From first line to last, give the material again unchanged.

━━━━━━━━━━━━━━━━

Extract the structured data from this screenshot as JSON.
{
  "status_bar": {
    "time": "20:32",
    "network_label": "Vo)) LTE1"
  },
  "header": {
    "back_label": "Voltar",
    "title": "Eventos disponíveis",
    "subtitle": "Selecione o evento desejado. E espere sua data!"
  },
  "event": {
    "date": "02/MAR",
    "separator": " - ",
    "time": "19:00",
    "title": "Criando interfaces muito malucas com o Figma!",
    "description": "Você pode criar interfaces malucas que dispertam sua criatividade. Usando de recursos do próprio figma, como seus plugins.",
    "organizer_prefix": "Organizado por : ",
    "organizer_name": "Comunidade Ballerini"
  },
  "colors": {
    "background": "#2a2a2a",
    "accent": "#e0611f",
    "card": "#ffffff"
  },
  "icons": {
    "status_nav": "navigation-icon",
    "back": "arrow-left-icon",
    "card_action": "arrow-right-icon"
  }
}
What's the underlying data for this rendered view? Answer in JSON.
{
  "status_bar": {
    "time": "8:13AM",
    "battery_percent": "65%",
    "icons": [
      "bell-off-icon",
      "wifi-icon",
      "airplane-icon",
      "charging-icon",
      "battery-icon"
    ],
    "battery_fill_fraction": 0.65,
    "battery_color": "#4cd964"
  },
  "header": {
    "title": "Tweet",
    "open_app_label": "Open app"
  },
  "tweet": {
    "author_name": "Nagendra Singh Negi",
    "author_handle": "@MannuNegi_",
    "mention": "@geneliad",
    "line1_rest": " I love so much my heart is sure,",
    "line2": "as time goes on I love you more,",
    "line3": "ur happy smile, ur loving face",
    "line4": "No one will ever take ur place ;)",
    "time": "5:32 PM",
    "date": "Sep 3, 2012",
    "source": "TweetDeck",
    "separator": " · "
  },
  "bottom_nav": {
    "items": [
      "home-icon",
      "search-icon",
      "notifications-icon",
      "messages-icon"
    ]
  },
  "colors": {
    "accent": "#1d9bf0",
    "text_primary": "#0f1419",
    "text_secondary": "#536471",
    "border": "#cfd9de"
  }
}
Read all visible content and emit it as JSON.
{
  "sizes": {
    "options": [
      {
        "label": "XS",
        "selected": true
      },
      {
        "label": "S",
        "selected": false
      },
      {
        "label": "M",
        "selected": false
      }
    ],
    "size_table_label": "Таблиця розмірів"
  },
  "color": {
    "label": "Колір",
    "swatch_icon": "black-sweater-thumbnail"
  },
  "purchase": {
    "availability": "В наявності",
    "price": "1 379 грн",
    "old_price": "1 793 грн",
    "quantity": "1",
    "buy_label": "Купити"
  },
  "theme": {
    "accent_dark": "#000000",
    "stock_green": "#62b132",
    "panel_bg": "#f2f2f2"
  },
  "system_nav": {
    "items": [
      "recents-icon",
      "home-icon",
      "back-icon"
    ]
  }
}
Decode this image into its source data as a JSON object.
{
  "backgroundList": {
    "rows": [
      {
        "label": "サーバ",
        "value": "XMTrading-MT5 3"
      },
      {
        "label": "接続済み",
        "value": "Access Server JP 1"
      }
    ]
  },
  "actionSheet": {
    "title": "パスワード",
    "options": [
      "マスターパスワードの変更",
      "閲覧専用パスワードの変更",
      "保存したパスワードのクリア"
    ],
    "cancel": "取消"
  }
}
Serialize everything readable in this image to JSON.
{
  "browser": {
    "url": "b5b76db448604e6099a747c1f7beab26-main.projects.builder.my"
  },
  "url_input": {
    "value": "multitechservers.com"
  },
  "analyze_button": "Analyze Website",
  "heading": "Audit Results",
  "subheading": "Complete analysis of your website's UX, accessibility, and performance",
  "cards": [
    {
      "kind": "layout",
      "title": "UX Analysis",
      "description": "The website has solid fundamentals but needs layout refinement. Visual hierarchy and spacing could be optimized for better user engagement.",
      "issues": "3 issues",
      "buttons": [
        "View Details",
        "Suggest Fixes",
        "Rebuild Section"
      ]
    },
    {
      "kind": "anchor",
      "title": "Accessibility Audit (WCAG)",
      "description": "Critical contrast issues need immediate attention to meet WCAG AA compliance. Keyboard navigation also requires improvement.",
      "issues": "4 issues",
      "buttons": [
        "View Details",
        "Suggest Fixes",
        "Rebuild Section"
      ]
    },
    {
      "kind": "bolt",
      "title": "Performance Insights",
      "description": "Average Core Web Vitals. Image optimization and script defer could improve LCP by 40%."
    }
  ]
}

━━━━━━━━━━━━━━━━

EXERCISE ANSWER:
Extract the structured data from this screenshot as JSON.
{
  "status_bar": {
    "time": "20:32",
    "network_label": "Vo)) LTE1"
  },
  "header": {
    "back_label": "Voltar",
    "title": "Eventos disponíveis",
    "subtitle": "Selecione o evento desejado. E espere sua data!"
  },
  "event": {
    "date": "02/MAR",
    "separator": " - ",
    "time": "19:00",
    "title": "Criando interfaces muito malucas com o Figma!",
    "description": "Você pode criar interfaces malucas que dispertam sua criatividade. Usando de recursos do próprio figma, como seus plugins.",
    "organizer_prefix": "Organizado por : ",
    "organizer_name": "Comunidade Ballerini"
  },
  "colors": {
    "background": "#2a2a2a",
    "accent": "#e0611f",
    "card": "#ffffff"
  },
  "icons": {
    "status_nav": "navigation-icon",
    "back": "arrow-left-icon",
    "card_action": "arrow-right-icon"
  }
}
What's the underlying data for this rendered view? Answer in JSON.
{
  "status_bar": {
    "time": "8:13AM",
    "battery_percent": "65%",
    "icons": [
      "bell-off-icon",
      "wifi-icon",
      "airplane-icon",
      "charging-icon",
      "battery-icon"
    ],
    "battery_fill_fraction": 0.65,
    "battery_color": "#4cd964"
  },
  "header": {
    "title": "Tweet",
    "open_app_label": "Open app"
  },
  "tweet": {
    "author_name": "Nagendra Singh Negi",
    "author_handle": "@MannuNegi_",
    "mention": "@geneliad",
    "line1_rest": " I love so much my heart is sure,",
    "line2": "as time goes on I love you more,",
    "line3": "ur happy smile, ur loving face",
    "line4": "No one will ever take ur place ;)",
    "time": "5:32 PM",
    "date": "Sep 3, 2012",
    "source": "TweetDeck",
    "separator": " · "
  },
  "bottom_nav": {
    "items": [
      "home-icon",
      "search-icon",
      "notifications-icon",
      "messages-icon"
    ]
  },
  "colors": {
    "accent": "#1d9bf0",
    "text_primary": "#0f1419",
    "text_secondary": "#536471",
    "border": "#cfd9de"
  }
}
Read all visible content and emit it as JSON.
{
  "sizes": {
    "options": [
      {
        "label": "XS",
        "selected": true
      },
      {
        "label": "S",
        "selected": false
      },
      {
        "label": "M",
        "selected": false
      }
    ],
    "size_table_label": "Таблиця розмірів"
  },
  "color": {
    "label": "Колір",
    "swatch_icon": "black-sweater-thumbnail"
  },
  "purchase": {
    "availability": "В наявності",
    "price": "1 379 грн",
    "old_price": "1 793 грн",
    "quantity": "1",
    "buy_label": "Купити"
  },
  "theme": {
    "accent_dark": "#000000",
    "stock_green": "#62b132",
    "panel_bg": "#f2f2f2"
  },
  "system_nav": {
    "items": [
      "recents-icon",
      "home-icon",
      "back-icon"
    ]
  }
}
Decode this image into its source data as a JSON object.
{
  "backgroundList": {
    "rows": [
      {
        "label": "サーバ",
        "value": "XMTrading-MT5 3"
      },
      {
        "label": "接続済み",
        "value": "Access Server JP 1"
      }
    ]
  },
  "actionSheet": {
    "title": "パスワード",
    "options": [
      "マスターパスワードの変更",
      "閲覧専用パスワードの変更",
      "保存したパスワードのクリア"
    ],
    "cancel": "取消"
  }
}
Serialize everything readable in this image to JSON.
{
  "browser": {
    "url": "b5b76db448604e6099a747c1f7beab26-main.projects.builder.my"
  },
  "url_input": {
    "value": "multitechservers.com"
  },
  "analyze_button": "Analyze Website",
  "heading": "Audit Results",
  "subheading": "Complete analysis of your website's UX, accessibility, and performance",
  "cards": [
    {
      "kind": "layout",
      "title": "UX Analysis",
      "description": "The website has solid fundamentals but needs layout refinement. Visual hierarchy and spacing could be optimized for better user engagement.",
      "issues": "3 issues",
      "buttons": [
        "View Details",
        "Suggest Fixes",
        "Rebuild Section"
      ]
    },
    {
      "kind": "anchor",
      "title": "Accessibility Audit (WCAG)",
      "description": "Critical contrast issues need immediate attention to meet WCAG AA compliance. Keyboard navigation also requires improvement.",
      "issues": "4 issues",
      "buttons": [
        "View Details",
        "Suggest Fixes",
        "Rebuild Section"
      ]
    },
    {
      "kind": "bolt",
      "title": "Performance Insights",
      "description": "Average Core Web Vitals. Image optimization and script defer could improve LCP by 40%."
    }
  ]
}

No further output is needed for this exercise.